But no Johnston farm that’s open to the public knows what the future holds, Smith said. “We do not know what to expect going forward this year,” he said. “We are allowing pick-your-own blueberries this year. We decided to keep that open because blueberry picking is a lot more isolated and does not tend to attract the large crowds that strawberry picking does.”
Smith is more worried about the fall. “We rely on field trips and agritourism for our fall season of pumpkins and hayrides,” he said. “And we do not know what to expect for that right now.”
Smith assured Johnstonians that his farm was committed to their safety. “We will continue to follow guidelines from the CDC and health officials as it pertains to interacting with customers and educating our employees,” he said. “We have become much more conscious of health and sanitation this year, which is something we hope will carry over in the future even after COVID-19.
“We are hopeful to get back to normal soon, but we understand that the health and safety of the community is the primary concern.”
In the Archer Lodge community, another strawberry operation, Pace Family Farms, has installed hand-washing stations, marked 6-foot spots at checkout and encouraged visitors to bring their own containers. And while the farm allows customers to pick their own berries, they do so in every other row to maintain social distancing.
Customers have been receptive to and pleased with the measures, said Michelle Pace Davis, an owner. “We are really seeing the community coming together at the farm,” she said.

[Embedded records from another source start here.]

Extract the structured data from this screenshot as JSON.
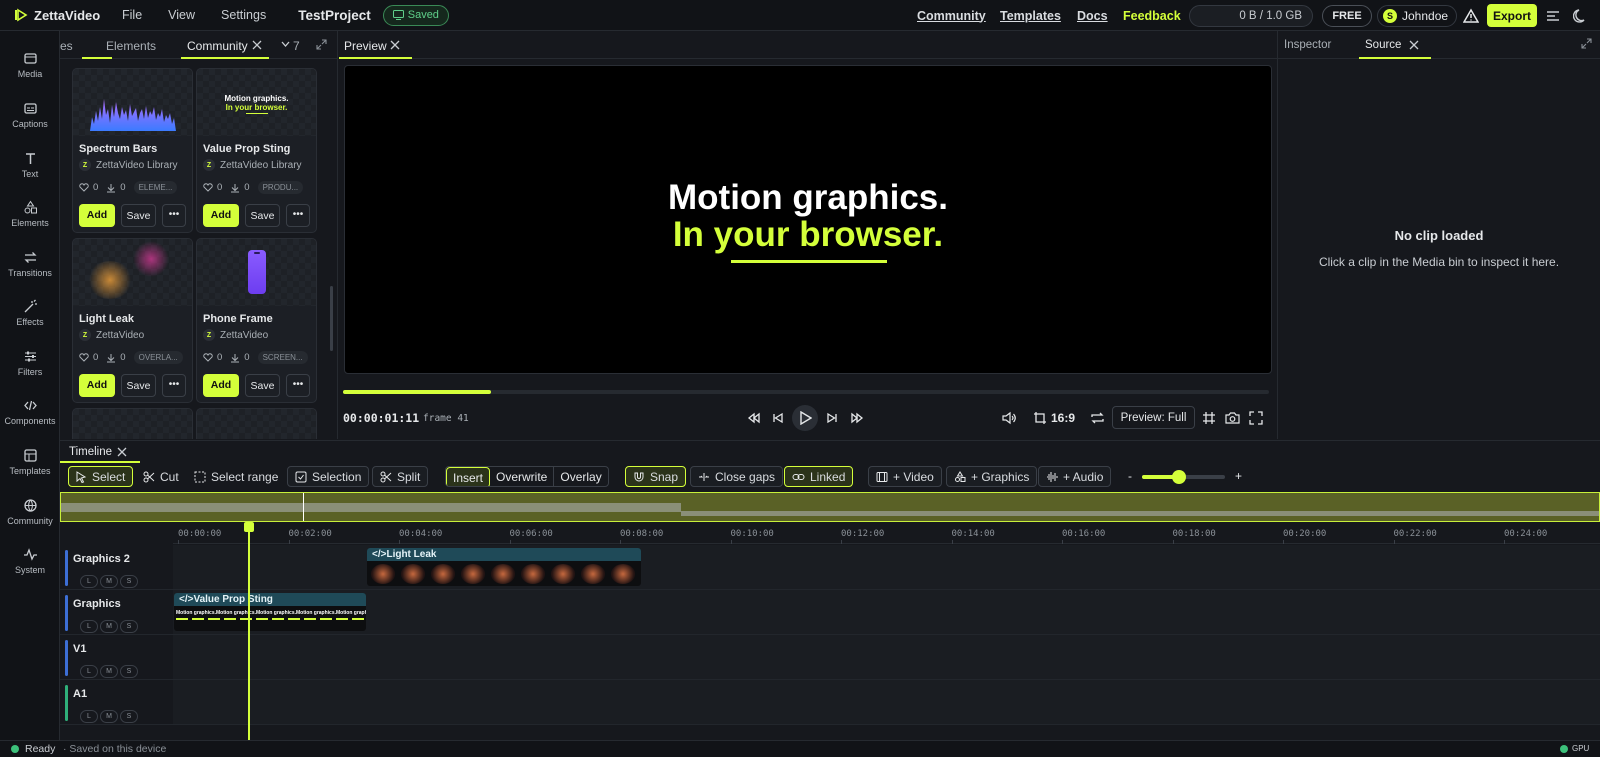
{
  "app": {
    "name": "ZettaVideo",
    "menu": [
      "File",
      "View",
      "Settings"
    ],
    "project": "TestProject",
    "saved": "Saved"
  },
  "toplinks": {
    "community": "Community",
    "templates": "Templates",
    "docs": "Docs",
    "feedback": "Feedback"
  },
  "storage": "0 B / 1.0 GB",
  "plan": "FREE",
  "user": {
    "initial": "S",
    "name": "Johndoe"
  },
  "export_label": "Export",
  "rail": [
    "Media",
    "Captions",
    "Text",
    "Elements",
    "Transitions",
    "Effects",
    "Filters",
    "Components",
    "Templates",
    "Community",
    "System"
  ],
  "library": {
    "tabs": {
      "partial": "es",
      "elements": "Elements",
      "community": "Community",
      "overflow": "7"
    },
    "cards": [
      {
        "title": "Spectrum Bars",
        "author": "ZettaVideo Library",
        "likes": "0",
        "downloads": "0",
        "tag": "ELEME...",
        "add": "Add",
        "save": "Save"
      },
      {
        "title": "Value Prop Sting",
        "author": "ZettaVideo Library",
        "likes": "0",
        "downloads": "0",
        "tag": "PRODU...",
        "add": "Add",
        "save": "Save",
        "thumb_l1": "Motion graphics.",
        "thumb_l2": "In your browser."
      },
      {
        "title": "Light Leak",
        "author": "ZettaVideo",
        "likes": "0",
        "downloads": "0",
        "tag": "OVERLA...",
        "add": "Add",
        "save": "Save"
      },
      {
        "title": "Phone Frame",
        "author": "ZettaVideo",
        "likes": "0",
        "downloads": "0",
        "tag": "SCREEN...",
        "add": "Add",
        "save": "Save"
      }
    ]
  },
  "preview": {
    "tab": "Preview",
    "line1": "Motion graphics.",
    "line2": "In your browser.",
    "timecode": "00:00:01:11",
    "frame": "frame 41",
    "progress": 0.16,
    "aspect": "16:9",
    "quality": "Preview: Full"
  },
  "inspector": {
    "tab1": "Inspector",
    "tab2": "Source",
    "empty_title": "No clip loaded",
    "empty_hint": "Click a clip in the Media bin to inspect it here."
  },
  "timeline": {
    "tab": "Timeline",
    "tools": {
      "select": "Select",
      "cut": "Cut",
      "select_range": "Select range",
      "selection": "Selection",
      "split": "Split"
    },
    "modes": [
      "Insert",
      "Overwrite",
      "Overlay"
    ],
    "snap": "Snap",
    "close_gaps": "Close gaps",
    "linked": "Linked",
    "add_video": "+ Video",
    "add_graphics": "+ Graphics",
    "add_audio": "+ Audio",
    "zoom_minus": "-",
    "zoom_plus": "+",
    "ruler": [
      "00:00:00",
      "00:02:00",
      "00:04:00",
      "00:06:00",
      "00:08:00",
      "00:10:00",
      "00:12:00",
      "00:14:00",
      "00:16:00",
      "00:18:00",
      "00:20:00",
      "00:22:00",
      "00:24:00"
    ],
    "tracks": [
      {
        "name": "Graphics 2",
        "color": "#3d6fd6"
      },
      {
        "name": "Graphics",
        "color": "#3d6fd6"
      },
      {
        "name": "V1",
        "color": "#3d6fd6"
      },
      {
        "name": "A1",
        "color": "#2fb07a"
      }
    ],
    "lms": [
      "L",
      "M",
      "S"
    ],
    "clips": {
      "light_leak": "</>Light Leak",
      "value_prop": "</>Value Prop Sting",
      "strip_text": "Motion graphics.Motion graphics.Motion graphics.Motion graphics.Motion graphics."
    }
  },
  "status": {
    "ready": "Ready",
    "saved": "· Saved on this device",
    "gpu": "GPU"
  }
}
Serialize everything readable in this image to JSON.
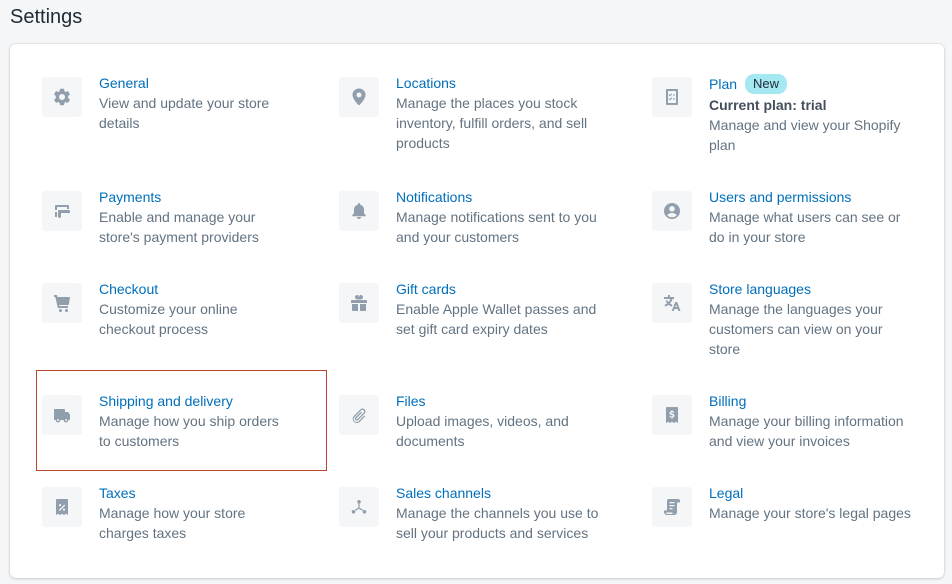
{
  "page": {
    "title": "Settings"
  },
  "settings": [
    {
      "title": "General",
      "description": "View and update your store details",
      "icon": "gear-icon"
    },
    {
      "title": "Locations",
      "description": "Manage the places you stock inventory, fulfill orders, and sell products",
      "icon": "location-pin-icon"
    },
    {
      "title": "Plan",
      "badge": "New",
      "subtitle": "Current plan: trial",
      "description": "Manage and view your Shopify plan",
      "icon": "plan-document-icon"
    },
    {
      "title": "Payments",
      "description": "Enable and manage your store's payment providers",
      "icon": "payments-icon"
    },
    {
      "title": "Notifications",
      "description": "Manage notifications sent to you and your customers",
      "icon": "bell-icon"
    },
    {
      "title": "Users and permissions",
      "description": "Manage what users can see or do in your store",
      "icon": "user-circle-icon"
    },
    {
      "title": "Checkout",
      "description": "Customize your online checkout process",
      "icon": "cart-icon"
    },
    {
      "title": "Gift cards",
      "description": "Enable Apple Wallet passes and set gift card expiry dates",
      "icon": "gift-icon"
    },
    {
      "title": "Store languages",
      "description": "Manage the languages your customers can view on your store",
      "icon": "translate-icon"
    },
    {
      "title": "Shipping and delivery",
      "description": "Manage how you ship orders to customers",
      "icon": "truck-icon"
    },
    {
      "title": "Files",
      "description": "Upload images, videos, and documents",
      "icon": "paperclip-icon"
    },
    {
      "title": "Billing",
      "description": "Manage your billing information and view your invoices",
      "icon": "invoice-icon"
    },
    {
      "title": "Taxes",
      "description": "Manage how your store charges taxes",
      "icon": "tax-icon"
    },
    {
      "title": "Sales channels",
      "description": "Manage the channels you use to sell your products and services",
      "icon": "channels-icon"
    },
    {
      "title": "Legal",
      "description": "Manage your store's legal pages",
      "icon": "legal-scroll-icon"
    }
  ],
  "colors": {
    "link": "#006fbb",
    "text_subdued": "#637381",
    "icon": "#919eab",
    "badge": "#a4e8f2",
    "highlight": "#b5472c"
  }
}
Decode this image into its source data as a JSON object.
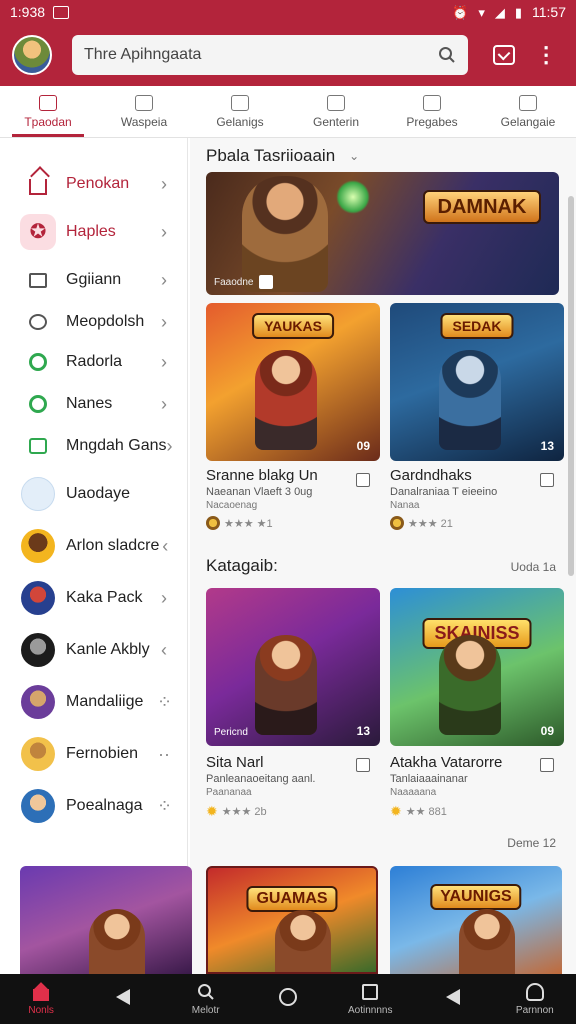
{
  "status_bar": {
    "time_left": "1:938",
    "time_right": "11:57"
  },
  "header": {
    "search_placeholder": "Thre Apihngaata"
  },
  "tabs": [
    {
      "label": "Tpaodan",
      "active": true
    },
    {
      "label": "Waspeia"
    },
    {
      "label": "Gelanigs"
    },
    {
      "label": "Genterin"
    },
    {
      "label": "Pregabes"
    },
    {
      "label": "Gelangaie"
    }
  ],
  "sidebar": {
    "items": [
      {
        "label": "Penokan",
        "icon": "home-icon",
        "chevron": "›"
      },
      {
        "label": "Haples",
        "icon": "star-icon",
        "chevron": "›"
      },
      {
        "label": "Ggiiann",
        "icon": "box-icon",
        "chevron": "›"
      },
      {
        "label": "Meopdolsh",
        "icon": "bubble-icon",
        "chevron": "›"
      },
      {
        "label": "Radorla",
        "icon": "spiral-icon",
        "chevron": "›"
      },
      {
        "label": "Nanes",
        "icon": "spiral-icon",
        "chevron": "›"
      },
      {
        "label": "Mngdah Gans",
        "icon": "chat-icon",
        "chevron": "›"
      },
      {
        "label": "Uaodaye",
        "icon": "house-avatar",
        "chevron": ""
      },
      {
        "label": "Arlon sladcre",
        "icon": "avatar",
        "chevron": "‹"
      },
      {
        "label": "Kaka Pack",
        "icon": "avatar",
        "chevron": "›"
      },
      {
        "label": "Kanle Akbly",
        "icon": "avatar",
        "chevron": "‹"
      },
      {
        "label": "Mandaliige",
        "icon": "avatar",
        "chevron": "⁘"
      },
      {
        "label": "Fernobien",
        "icon": "avatar",
        "chevron": "··"
      },
      {
        "label": "Poealnaga",
        "icon": "avatar",
        "chevron": "⁘"
      }
    ]
  },
  "main": {
    "section1_title": "Pbala Tasriioaain",
    "hero": {
      "banner": "DAMNAK",
      "caption": "Faaodne"
    },
    "cards_row1": [
      {
        "banner": "YAUKAS",
        "number": "09",
        "title": "Sranne blakg Un",
        "subtitle": "Naeanan Vlaeft 3 0ug",
        "meta": "Nacaoenag",
        "rating": "★★★ ★1"
      },
      {
        "banner": "SEDAK",
        "number": "13",
        "title": "Gardndhaks",
        "subtitle": "Danalraniaa T eieeino",
        "meta": "Nanaa",
        "rating": "★★★ 21"
      }
    ],
    "section2_title": "Katagaib:",
    "section2_more": "Uoda 1a",
    "cards_row2": [
      {
        "banner": "",
        "number": "13",
        "badge": "Pericnd",
        "title": "Sita Narl",
        "subtitle": "Panleanaoeitang aanl.",
        "meta": "Paananaa",
        "rating": "★★★ 2b"
      },
      {
        "banner": "SKAINISS",
        "number": "09",
        "title": "Atakha Vatarorre",
        "subtitle": "Tanlaiaaainanar",
        "meta": "Naaaaana",
        "rating": "★★ 881"
      }
    ],
    "section3_more": "Deme 12",
    "bottom_tiles": [
      {
        "banner": ""
      },
      {
        "banner": "GUAMAS"
      },
      {
        "banner": "YAUNIGS"
      }
    ]
  },
  "bottom_nav": [
    {
      "label": "Nonls",
      "active": true
    },
    {
      "label": ""
    },
    {
      "label": "Melotr"
    },
    {
      "label": ""
    },
    {
      "label": "Aotinnnns"
    },
    {
      "label": ""
    },
    {
      "label": "Parnnon"
    }
  ],
  "colors": {
    "brand": "#b3243b",
    "accent_active": "#e0304a"
  }
}
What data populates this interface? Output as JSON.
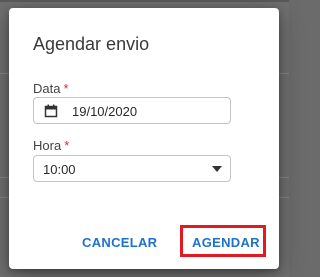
{
  "dialog": {
    "title": "Agendar envio",
    "date_field": {
      "label": "Data",
      "required_mark": "*",
      "value": "19/10/2020",
      "icon": "calendar-icon"
    },
    "time_field": {
      "label": "Hora",
      "required_mark": "*",
      "value": "10:00",
      "icon": "caret-down-icon"
    },
    "actions": {
      "cancel_label": "CANCELAR",
      "schedule_label": "AGENDAR"
    }
  },
  "colors": {
    "accent": "#1e73c9",
    "required": "#d32f2f",
    "highlight": "#e01b24",
    "overlay": "#6f6f6f"
  }
}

Her farm is seeing more visitors this year, and the reasons are many, Davis said. “The first being COVID-19,” she said. “People are at home with no sporting events, no school, no movie theater, no beach, but we are open. People are enjoying coming to the farm, being outside and being able to enjoy each other while social distancing.”
Her farm also stages special events to attract visitors, Davis said. “Last year we had a great response to our Sunflower Day, and this past December with our inaugural Christmas Craft Fair,” she said.
When Davis took over the farm, she dropped tobacco in favor of produce, which she sells directly to consumers. She thinks business is up in part because word of the produce and berry farm has spread.
“It typically takes three to four years for a farm’s name and location to gain recognition ... and we are in year four,” Davis said.
Another factor in increased business: giving customers that they want.
“We greatly value and appreciate feedback from our customers and are always asking them what they are interested in and what they would like to see,” Davis said.
Last year, their answer was food trucks. “Families mentioned that while they are here to pick strawberries, it would be convenient to have a food truck and tailgate or have a picnic at the farm together,” Davis said. “This past January, we started making reservations for various food trucks.”
Customers are also asking for farm-raised meat, so Pace Family Farms has obtained its meat-handling license, Davis said. “I believe COVID has had the effect of consumers really thinking of where ... their food comes from — beyond the grocery store shelves,” she said.
Like Smith at Smith’s Nursery, Davis is unsure about the future. “We aren’t sure yet what produce season will look like,” she said. “We are hoping the demand is still high but will see once N.C. reopens and people start going back to normal. We strive to provide safe, fresh and affordable produce on our farm. We hope people will continue to support us past this.”